About such doxological nonchalance, there is a story, one that I do not know whether is apocryphal or true and the details of which I am also relatively unconcerned. Lodged into my memory is the tale of a cleric of some Byzantine tradition (I do not know whether canonical or not) who attended the lecture of a prominent Protestant theologian who was lecturing on the unknowability of God at an ecumenical gathering; the problem is that I do not remember where I read it. But as far as I remember it, every now and again during the lecture, the Byzantine made some visible and audible passive aggressive movements, and the theologian, visibly unnerved by the cleric, began to respond passive aggressively himself, at times mocking the conservatism of the more traditional churches for not being open to his scholarship.
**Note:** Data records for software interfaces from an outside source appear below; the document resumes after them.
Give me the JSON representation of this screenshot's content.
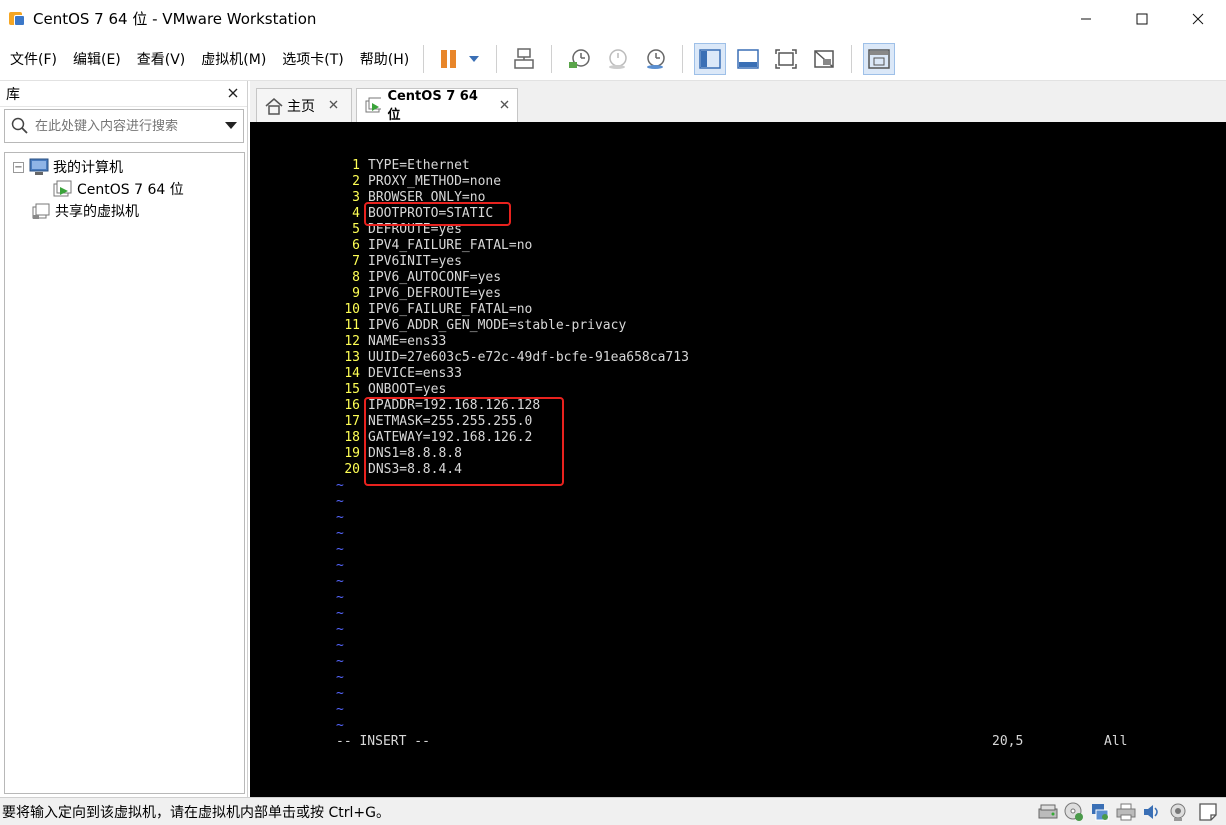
{
  "window": {
    "title": "CentOS 7 64 位 - VMware Workstation"
  },
  "menu": {
    "items": [
      "文件(F)",
      "编辑(E)",
      "查看(V)",
      "虚拟机(M)",
      "选项卡(T)",
      "帮助(H)"
    ]
  },
  "library": {
    "title": "库",
    "search_placeholder": "在此处键入内容进行搜索",
    "tree": {
      "my_computer": "我的计算机",
      "vm": "CentOS 7 64 位",
      "shared": "共享的虚拟机"
    }
  },
  "tabs": [
    {
      "label": "主页"
    },
    {
      "label": "CentOS 7 64 位"
    }
  ],
  "terminal": {
    "lines": [
      {
        "n": "1",
        "text": "TYPE=Ethernet"
      },
      {
        "n": "2",
        "text": "PROXY_METHOD=none"
      },
      {
        "n": "3",
        "text": "BROWSER_ONLY=no"
      },
      {
        "n": "4",
        "text": "BOOTPROTO=STATIC"
      },
      {
        "n": "5",
        "text": "DEFROUTE=yes"
      },
      {
        "n": "6",
        "text": "IPV4_FAILURE_FATAL=no"
      },
      {
        "n": "7",
        "text": "IPV6INIT=yes"
      },
      {
        "n": "8",
        "text": "IPV6_AUTOCONF=yes"
      },
      {
        "n": "9",
        "text": "IPV6_DEFROUTE=yes"
      },
      {
        "n": "10",
        "text": "IPV6_FAILURE_FATAL=no"
      },
      {
        "n": "11",
        "text": "IPV6_ADDR_GEN_MODE=stable-privacy"
      },
      {
        "n": "12",
        "text": "NAME=ens33"
      },
      {
        "n": "13",
        "text": "UUID=27e603c5-e72c-49df-bcfe-91ea658ca713"
      },
      {
        "n": "14",
        "text": "DEVICE=ens33"
      },
      {
        "n": "15",
        "text": "ONBOOT=yes"
      },
      {
        "n": "16",
        "text": "IPADDR=192.168.126.128"
      },
      {
        "n": "17",
        "text": "NETMASK=255.255.255.0"
      },
      {
        "n": "18",
        "text": "GATEWAY=192.168.126.2"
      },
      {
        "n": "19",
        "text": "DNS1=8.8.8.8"
      },
      {
        "n": "20",
        "text": "DNS3=8.8.4.4"
      }
    ],
    "tilde": "~",
    "mode": "-- INSERT --",
    "position": "20,5",
    "scroll": "All"
  },
  "statusbar": {
    "message": "要将输入定向到该虚拟机，请在虚拟机内部单击或按 Ctrl+G。"
  },
  "colors": {
    "highlight": "#e8221e",
    "line_number": "#ffff55",
    "tilde": "#5566ff"
  }
}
Finally, the cleric had enough. He rose and said – and I paraphrase in hopes that someone who knows the actual quote will find it for me: What you are describing is not God, for God can be known as the mother who cradles us like a troubled child until we fall asleep.
This is not ideology. This is not dogma. This is not rationalistic precision. This is doxology. Most Holy Theotokos, as we are compelled to say incorrectly, save us.